> Your task:
Your answer must be the records below, repeated exactly, with every picture left out.

━━━ Materials provided ━━━

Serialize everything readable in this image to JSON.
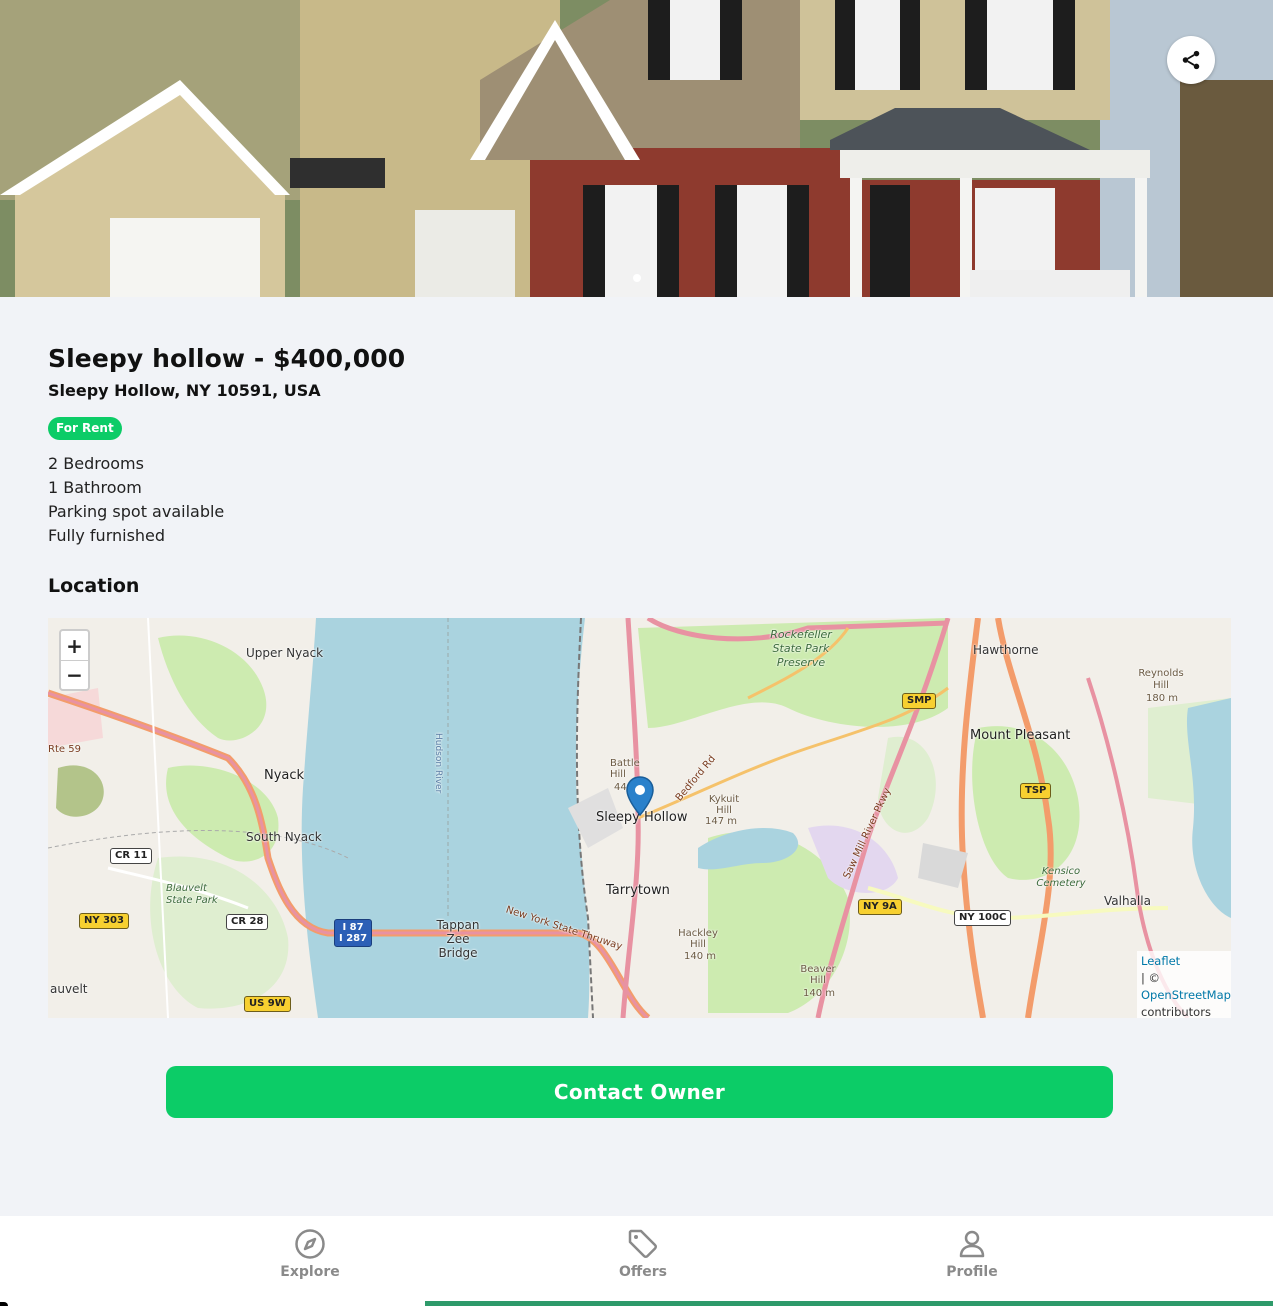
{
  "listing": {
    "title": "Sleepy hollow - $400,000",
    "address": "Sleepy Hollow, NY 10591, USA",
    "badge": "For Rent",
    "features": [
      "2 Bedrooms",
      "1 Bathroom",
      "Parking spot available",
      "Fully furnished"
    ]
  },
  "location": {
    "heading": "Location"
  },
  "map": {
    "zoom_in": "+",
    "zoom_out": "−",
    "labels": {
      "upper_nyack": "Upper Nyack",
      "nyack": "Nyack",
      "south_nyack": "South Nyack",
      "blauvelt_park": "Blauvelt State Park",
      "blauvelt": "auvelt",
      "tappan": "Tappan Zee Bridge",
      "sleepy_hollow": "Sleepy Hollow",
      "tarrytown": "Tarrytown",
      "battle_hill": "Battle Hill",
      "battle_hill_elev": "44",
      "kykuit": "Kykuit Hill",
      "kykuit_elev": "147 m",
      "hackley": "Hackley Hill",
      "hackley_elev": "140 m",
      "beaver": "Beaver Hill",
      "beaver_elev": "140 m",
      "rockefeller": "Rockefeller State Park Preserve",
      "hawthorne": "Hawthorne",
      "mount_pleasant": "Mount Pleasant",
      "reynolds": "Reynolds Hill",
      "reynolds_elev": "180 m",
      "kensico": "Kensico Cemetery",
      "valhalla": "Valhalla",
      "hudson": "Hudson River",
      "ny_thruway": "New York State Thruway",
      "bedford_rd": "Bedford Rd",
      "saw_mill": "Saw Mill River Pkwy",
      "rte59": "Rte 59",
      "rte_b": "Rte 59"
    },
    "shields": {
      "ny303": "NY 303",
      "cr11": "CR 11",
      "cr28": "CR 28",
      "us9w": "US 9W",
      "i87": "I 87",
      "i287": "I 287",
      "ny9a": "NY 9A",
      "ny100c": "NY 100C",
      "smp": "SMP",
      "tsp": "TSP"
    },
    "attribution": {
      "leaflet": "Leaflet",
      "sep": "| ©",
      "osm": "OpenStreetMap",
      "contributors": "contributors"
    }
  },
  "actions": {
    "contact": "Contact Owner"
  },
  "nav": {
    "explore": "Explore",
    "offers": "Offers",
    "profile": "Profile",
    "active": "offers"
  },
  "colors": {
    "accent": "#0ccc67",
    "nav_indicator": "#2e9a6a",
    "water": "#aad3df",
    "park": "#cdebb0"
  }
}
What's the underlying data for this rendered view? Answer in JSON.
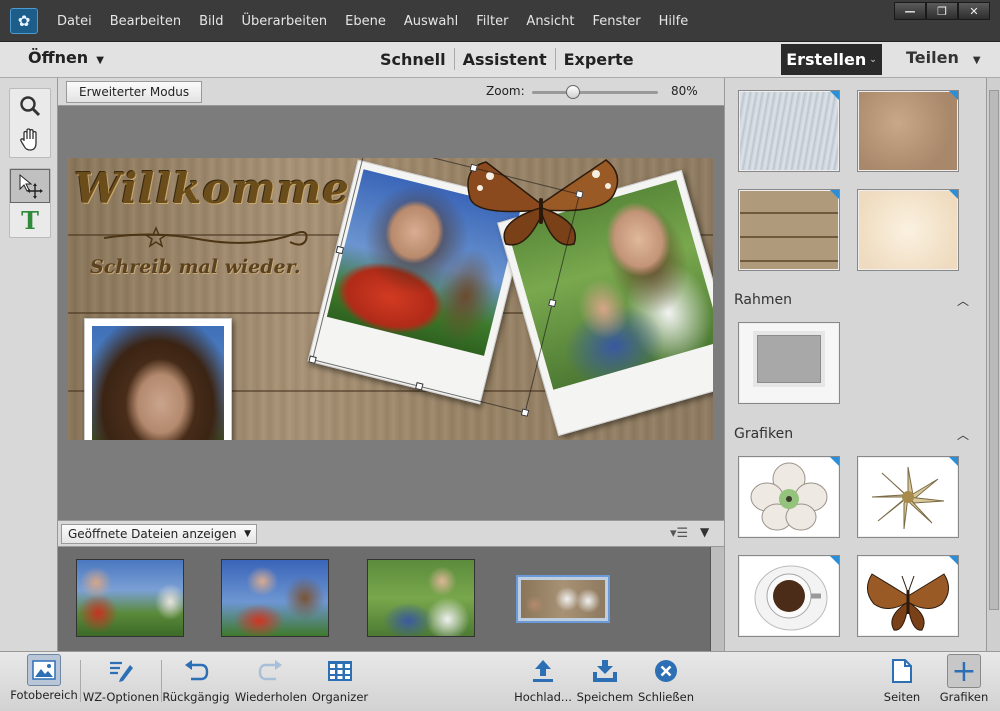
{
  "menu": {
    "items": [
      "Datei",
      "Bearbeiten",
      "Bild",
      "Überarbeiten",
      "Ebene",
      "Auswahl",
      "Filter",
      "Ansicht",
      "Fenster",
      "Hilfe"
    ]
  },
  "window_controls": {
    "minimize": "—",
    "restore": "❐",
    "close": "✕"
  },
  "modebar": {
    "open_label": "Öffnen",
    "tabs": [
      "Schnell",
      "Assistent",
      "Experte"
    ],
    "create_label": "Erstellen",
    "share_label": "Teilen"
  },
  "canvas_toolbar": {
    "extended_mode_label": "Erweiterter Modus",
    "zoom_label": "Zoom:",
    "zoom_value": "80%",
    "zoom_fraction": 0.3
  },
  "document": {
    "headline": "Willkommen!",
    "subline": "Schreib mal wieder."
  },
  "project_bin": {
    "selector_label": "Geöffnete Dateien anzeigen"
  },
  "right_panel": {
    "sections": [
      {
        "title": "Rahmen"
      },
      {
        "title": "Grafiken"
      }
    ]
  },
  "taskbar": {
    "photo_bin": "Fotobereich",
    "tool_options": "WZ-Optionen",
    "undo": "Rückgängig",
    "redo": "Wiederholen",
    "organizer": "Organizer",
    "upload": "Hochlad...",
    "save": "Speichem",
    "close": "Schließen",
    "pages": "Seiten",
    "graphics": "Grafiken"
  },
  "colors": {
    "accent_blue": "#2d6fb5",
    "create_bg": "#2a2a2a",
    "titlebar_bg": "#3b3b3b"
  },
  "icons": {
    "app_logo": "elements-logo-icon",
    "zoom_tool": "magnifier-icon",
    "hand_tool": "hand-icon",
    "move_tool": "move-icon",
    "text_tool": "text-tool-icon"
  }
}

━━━

> Answer space:
Serialize everything readable in this image to JSON.
{
  "listing": {
    "title": "Sleepy hollow - $400,000",
    "address": "Sleepy Hollow, NY 10591, USA",
    "badge": "For Rent",
    "features": [
      "2 Bedrooms",
      "1 Bathroom",
      "Parking spot available",
      "Fully furnished"
    ]
  },
  "location": {
    "heading": "Location"
  },
  "map": {
    "zoom_in": "+",
    "zoom_out": "−",
    "labels": {
      "upper_nyack": "Upper Nyack",
      "nyack": "Nyack",
      "south_nyack": "South Nyack",
      "blauvelt_park": "Blauvelt State Park",
      "blauvelt": "auvelt",
      "tappan": "Tappan Zee Bridge",
      "sleepy_hollow": "Sleepy Hollow",
      "tarrytown": "Tarrytown",
      "battle_hill": "Battle Hill",
      "battle_hill_elev": "44",
      "kykuit": "Kykuit Hill",
      "kykuit_elev": "147 m",
      "hackley": "Hackley Hill",
      "hackley_elev": "140 m",
      "beaver": "Beaver Hill",
      "beaver_elev": "140 m",
      "rockefeller": "Rockefeller State Park Preserve",
      "hawthorne": "Hawthorne",
      "mount_pleasant": "Mount Pleasant",
      "reynolds": "Reynolds Hill",
      "reynolds_elev": "180 m",
      "kensico": "Kensico Cemetery",
      "valhalla": "Valhalla",
      "hudson": "Hudson River",
      "ny_thruway": "New York State Thruway",
      "bedford_rd": "Bedford Rd",
      "saw_mill": "Saw Mill River Pkwy",
      "rte59": "Rte 59",
      "rte_b": "Rte 59"
    },
    "shields": {
      "ny303": "NY 303",
      "cr11": "CR 11",
      "cr28": "CR 28",
      "us9w": "US 9W",
      "i87": "I 87",
      "i287": "I 287",
      "ny9a": "NY 9A",
      "ny100c": "NY 100C",
      "smp": "SMP",
      "tsp": "TSP"
    },
    "attribution": {
      "leaflet": "Leaflet",
      "sep": "| ©",
      "osm": "OpenStreetMap",
      "contributors": "contributors"
    }
  },
  "actions": {
    "contact": "Contact Owner"
  },
  "nav": {
    "explore": "Explore",
    "offers": "Offers",
    "profile": "Profile",
    "active": "offers"
  },
  "colors": {
    "accent": "#0ccc67",
    "nav_indicator": "#2e9a6a",
    "water": "#aad3df",
    "park": "#cdebb0"
  }
}
What's the underlying data for this rendered view? Answer in JSON.
{
  "menu": {
    "items": [
      "Datei",
      "Bearbeiten",
      "Bild",
      "Überarbeiten",
      "Ebene",
      "Auswahl",
      "Filter",
      "Ansicht",
      "Fenster",
      "Hilfe"
    ]
  },
  "window_controls": {
    "minimize": "—",
    "restore": "❐",
    "close": "✕"
  },
  "modebar": {
    "open_label": "Öffnen",
    "tabs": [
      "Schnell",
      "Assistent",
      "Experte"
    ],
    "create_label": "Erstellen",
    "share_label": "Teilen"
  },
  "canvas_toolbar": {
    "extended_mode_label": "Erweiterter Modus",
    "zoom_label": "Zoom:",
    "zoom_value": "80%",
    "zoom_fraction": 0.3
  },
  "document": {
    "headline": "Willkommen!",
    "subline": "Schreib mal wieder."
  },
  "project_bin": {
    "selector_label": "Geöffnete Dateien anzeigen"
  },
  "right_panel": {
    "sections": [
      {
        "title": "Rahmen"
      },
      {
        "title": "Grafiken"
      }
    ]
  },
  "taskbar": {
    "photo_bin": "Fotobereich",
    "tool_options": "WZ-Optionen",
    "undo": "Rückgängig",
    "redo": "Wiederholen",
    "organizer": "Organizer",
    "upload": "Hochlad...",
    "save": "Speichem",
    "close": "Schließen",
    "pages": "Seiten",
    "graphics": "Grafiken"
  },
  "colors": {
    "accent_blue": "#2d6fb5",
    "create_bg": "#2a2a2a",
    "titlebar_bg": "#3b3b3b"
  },
  "icons": {
    "app_logo": "elements-logo-icon",
    "zoom_tool": "magnifier-icon",
    "hand_tool": "hand-icon",
    "move_tool": "move-icon",
    "text_tool": "text-tool-icon"
  }
}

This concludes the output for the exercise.